Friday, October 30, 2009

Governments should explain

The issues involved with Refugees and a contempt for the ordinary person really side-tracked me from my normal posting. They niggle and niggle.

Speaking at a purely personal level, I know that Governments have sometimes to make hard choices. I also know that working at policy level involves, to use KVD's colour, shades of gray. Often, you have to try to find what can only be described as the least worst outcome.

My problem is that I actually expect Governments to explain, to say what they are doing and why, to engage in a dialogue with the Australian or state or local population.

For a number of reasons, Governments (and the media) give opinion, give opinion, give opinion, when I want them to give information, give information, give information.

I am capable of making up my own mind. I may not agree with an action, but if I at least understand the rationale I can respond in a sensible fashion.


Anonymous said...


Thank you for the thoughtful comments in response to my words on your preceding post. I found myself nodding in agreement with most of what you had to say except for two things.

1) The need for government to inform the governed of its reasoning behind decisions taken – and failure to do so is “contempt”.

2) The disillusionment you express about the Public Service process

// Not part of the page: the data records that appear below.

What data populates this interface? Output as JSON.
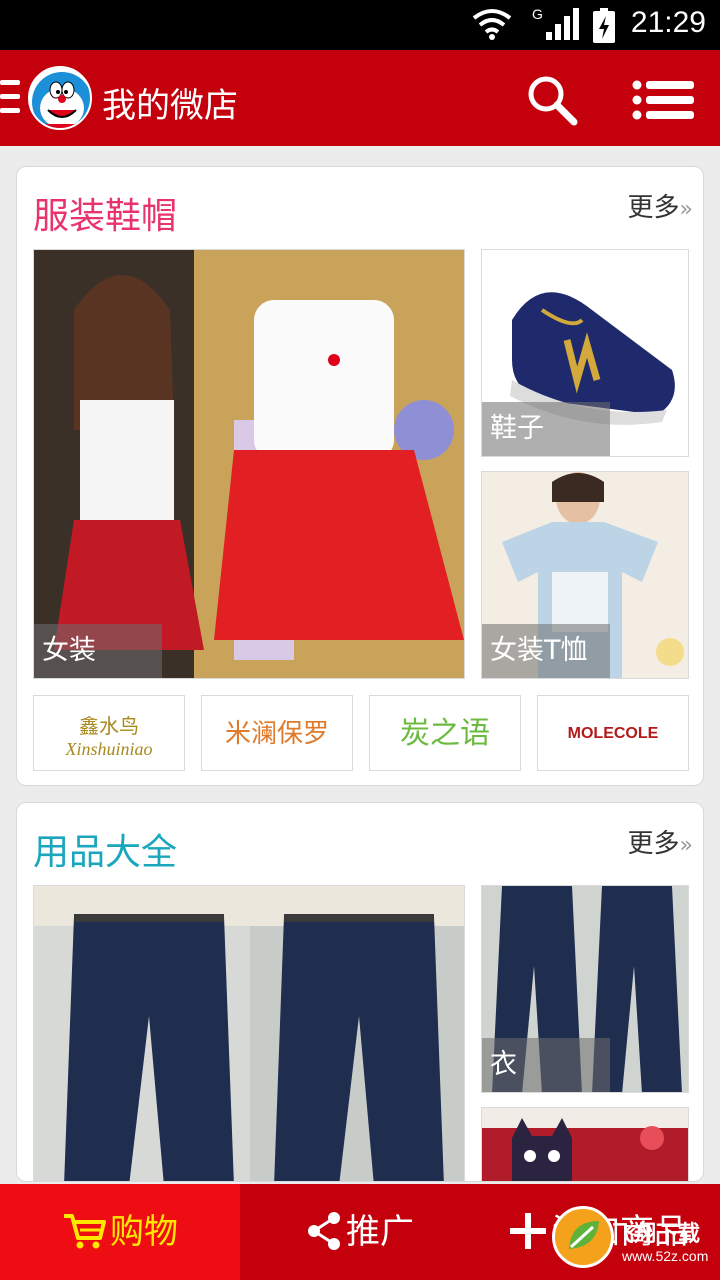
{
  "status_bar": {
    "time": "21:29",
    "network": "G"
  },
  "header": {
    "title": "我的微店"
  },
  "sections": [
    {
      "title": "服装鞋帽",
      "title_color": "#e8336d",
      "more": "更多",
      "more_glyph": "»",
      "tiles": [
        {
          "label": "女装",
          "image": "woman-in-white-top-red-skirt"
        },
        {
          "label": "鞋子",
          "image": "navy-sneaker-n-logo"
        },
        {
          "label": "女装T恤",
          "image": "woman-in-light-blue-tee"
        }
      ],
      "brands": [
        {
          "name": "鑫水鸟",
          "subtitle": "Xinshuiniao",
          "color": "#a8891e"
        },
        {
          "name": "米澜保罗",
          "color": "#e07a2b"
        },
        {
          "name": "炭之语",
          "color": "#6cba3f"
        },
        {
          "name": "MOLECOLE",
          "color": "#b51a1a"
        }
      ]
    },
    {
      "title": "用品大全",
      "title_color": "#1aa6bd",
      "more": "更多",
      "more_glyph": "»",
      "tiles": [
        {
          "label": "",
          "image": "dark-denim-jeans-front"
        },
        {
          "label": "衣",
          "image": "dark-denim-jeans-side"
        },
        {
          "label": "",
          "image": "cat-face-bag"
        }
      ]
    }
  ],
  "bottom_nav": {
    "shop": "购物",
    "share": "推广",
    "add": "添加商品"
  },
  "watermark": {
    "text": "飞翔下载",
    "url": "www.52z.com"
  },
  "colors": {
    "header_bg": "#c4000d",
    "shop_tab_bg": "#ee0d12",
    "shop_tab_fg": "#ffe800"
  }
}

Governments are elected to govern. You, as observer, have every right to ask for information to enable you to comment upon that process.

But I just don’t believe there is any corresponding obligation imposed upon the government to provide such information.

They may well do so - if it suits politically – but that is not the same thing as an obligation. So I don’t think failure to explain should be termed “contempt”.

If you had somehow used “frustration” in your earlier heading, I would have simply nodded, and enjoyed (as always) your comments without feeling the need to comment.

I defer to you on 2) above; you are far more qualified. Except I do think we are remarkably well served.


Jim Belshaw said...

Hi KVD. Just to clarify my own views.

The issue of whether and when Governments should explain things is one issue. The second is the public service process.

To begin with a point that may seem at variance with my argument. I am not always a supporter of transparency, nor of freedom of information. Governments are entitled a variety of information sources in making decisions. I believe that these, and especially public service advice, should generally be kept confidential.

Once a decision is made, however, then I believe that Governments do have an obligation to explain that decision unless there is a very strong reason for doing otherwise.

The fact that Governments are elected to govern is neither here nor there in the sense that it is not a blank cheque. We live in a democacy. I as a citzen have a right to be infomed.

I used the term contempt in part because the way spin (and the media) works is not designed to explain but to sell or justify. This is the world that gives us the term punter for voter. Everything has to be simplified so that we dummies can understand.

I grew up in the country where people have very particular expectations of their members. I also grew up in a political environment where issues such as the role of parliament and the relations between member, people and parliament were discussed.

Peter Andren held Calare by a huge margin even though some of the liberal views he espoused were almost anathema to his elctorate. He did so because he explained why he held certain views. His voters might not agree, but they respected him. They knew he was straight.

In 1961 when the Menzies Government had a majority of just one, my grandfather as member for New England got to his feet in the house and accused the Minister of Civil Aviation of lying about East West Airlines. He did so because this was an issue important to New England on which the Government's word (PM and Minister) could not be accepted.

Turning to the second issue, I do think that we are well served by our public services. My argument here centres not on the public service as such, but the way that we have created a system that makes delivery (and real change)very difficult.